Kerberos is a computer network authentication protocol which works on the basis of 'tickets' to allow nodes communicating over a non-secure network to prove their identity to one another in a secure manner. Its designers aimed it primarily at a client–server model and it provides mutual authentication—both the user and the server verify each other's identity. Kerberos protocol messages are protected against eavesdropping and replay attacks.
Today it's most commonly known implementation is probably windows where Window clients authenticate to a domain controller, receiving a kerberos ticket in the process. This is a ticket granting ticket. It avoid giving the password upon every creation of a ticket required for using a new service.

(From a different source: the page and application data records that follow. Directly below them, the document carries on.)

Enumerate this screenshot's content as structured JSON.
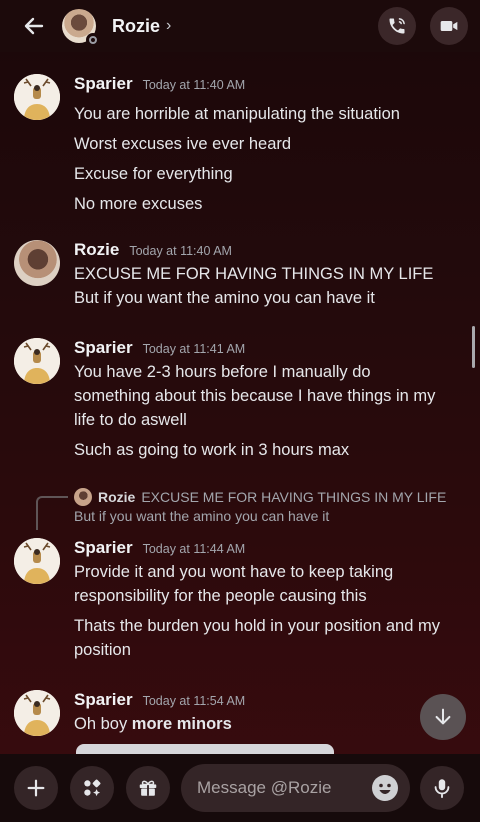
{
  "header": {
    "title": "Rozie",
    "chevron": "›",
    "back_icon": "arrow-left-icon",
    "call_icon": "phone-icon",
    "video_icon": "video-camera-icon"
  },
  "messages": [
    {
      "author": "Sparier",
      "timestamp": "Today at 11:40 AM",
      "lines": [
        "You are horrible at manipulating the situation",
        "Worst excuses ive ever heard",
        "Excuse for everything",
        "No more excuses"
      ]
    },
    {
      "author": "Rozie",
      "timestamp": "Today at 11:40 AM",
      "lines": [
        "EXCUSE ME FOR HAVING THINGS IN MY LIFE",
        "But if you want the amino you can have it"
      ]
    },
    {
      "author": "Sparier",
      "timestamp": "Today at 11:41 AM",
      "lines": [
        "You have 2-3 hours before I manually do",
        "something about this because I have things in my",
        "life to do aswell",
        "Such as going to work in 3 hours max"
      ]
    },
    {
      "author": "Sparier",
      "timestamp": "Today at 11:44 AM",
      "reply": {
        "author": "Rozie",
        "line1": "EXCUSE ME FOR HAVING THINGS IN MY LIFE",
        "line2": "But if you want the amino you can have it"
      },
      "lines": [
        "Provide it and you wont have to keep taking",
        "responsibility for the people causing this",
        "Thats the burden you hold in your position and my",
        "position"
      ]
    },
    {
      "author": "Sparier",
      "timestamp": "Today at 11:54 AM",
      "text_prefix": "Oh boy ",
      "text_bold": "more minors"
    }
  ],
  "composer": {
    "placeholder": "Message @Rozie",
    "buttons": [
      "plus-icon",
      "apps-icon",
      "gift-icon",
      "emoji-icon",
      "microphone-icon"
    ]
  },
  "colors": {
    "background_top": "#1b0709",
    "background_bottom": "#3a0b0e",
    "text": "#f2f3f5",
    "muted": "#a3a6ad"
  }
}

Kerberos builds on symmetric key cryptography and requires a trusted third party, and optionally may use public-key cryptography during certain phases of authentication. Kerberos uses UDP port 88 by default although it can be overriden to use TCP as well.
The use in Trustbuilder is as follows.

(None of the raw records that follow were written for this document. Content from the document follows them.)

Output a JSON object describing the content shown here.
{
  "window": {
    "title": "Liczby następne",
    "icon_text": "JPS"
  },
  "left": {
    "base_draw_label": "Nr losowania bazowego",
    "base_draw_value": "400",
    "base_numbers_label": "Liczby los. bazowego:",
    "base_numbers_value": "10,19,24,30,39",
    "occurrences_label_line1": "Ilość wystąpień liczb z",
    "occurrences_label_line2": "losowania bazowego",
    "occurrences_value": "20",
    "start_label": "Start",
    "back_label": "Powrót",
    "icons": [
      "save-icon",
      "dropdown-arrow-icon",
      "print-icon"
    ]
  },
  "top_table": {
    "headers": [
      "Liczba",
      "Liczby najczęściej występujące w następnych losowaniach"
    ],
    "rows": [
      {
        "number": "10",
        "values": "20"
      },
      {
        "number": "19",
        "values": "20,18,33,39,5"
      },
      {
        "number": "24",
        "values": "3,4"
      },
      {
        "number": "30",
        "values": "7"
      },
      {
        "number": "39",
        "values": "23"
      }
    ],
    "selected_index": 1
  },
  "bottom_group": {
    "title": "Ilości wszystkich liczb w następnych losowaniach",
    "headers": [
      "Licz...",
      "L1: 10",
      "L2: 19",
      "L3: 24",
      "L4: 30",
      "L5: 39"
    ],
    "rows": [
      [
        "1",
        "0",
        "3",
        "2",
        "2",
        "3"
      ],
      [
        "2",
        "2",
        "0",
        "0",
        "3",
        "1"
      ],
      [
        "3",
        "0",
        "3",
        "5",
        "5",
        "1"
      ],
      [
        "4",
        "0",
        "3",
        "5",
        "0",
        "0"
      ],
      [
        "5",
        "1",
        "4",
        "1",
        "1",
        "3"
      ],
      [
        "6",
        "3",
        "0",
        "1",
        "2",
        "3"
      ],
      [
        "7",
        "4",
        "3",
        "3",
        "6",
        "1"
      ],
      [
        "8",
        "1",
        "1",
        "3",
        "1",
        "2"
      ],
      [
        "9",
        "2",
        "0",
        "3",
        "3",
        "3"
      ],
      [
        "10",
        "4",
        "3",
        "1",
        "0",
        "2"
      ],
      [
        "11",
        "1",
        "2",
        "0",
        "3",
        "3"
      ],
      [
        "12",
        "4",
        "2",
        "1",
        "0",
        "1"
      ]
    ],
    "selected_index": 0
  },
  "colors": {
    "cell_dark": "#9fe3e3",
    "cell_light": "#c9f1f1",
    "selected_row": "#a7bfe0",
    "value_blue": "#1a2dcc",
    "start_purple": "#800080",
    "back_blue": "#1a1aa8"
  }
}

- A desktop user logs on and requests a TGT from the KDC (or Domain controller in a windows context)
- The user uses a GSAPI enabled browser to go to a webserver in the same domain
- The webserver protected by Trustbuilder notices the lack of authentication and returns a status 401 with a Authorization: Negotiate header a. The browser/client receives the NegTokenTicket in base64 format and decodes it b. The ticket is validated and used to create a new session ticket with the help from the KDC c. The ticket is then passed again to the server and if all is ok the principal is retrieved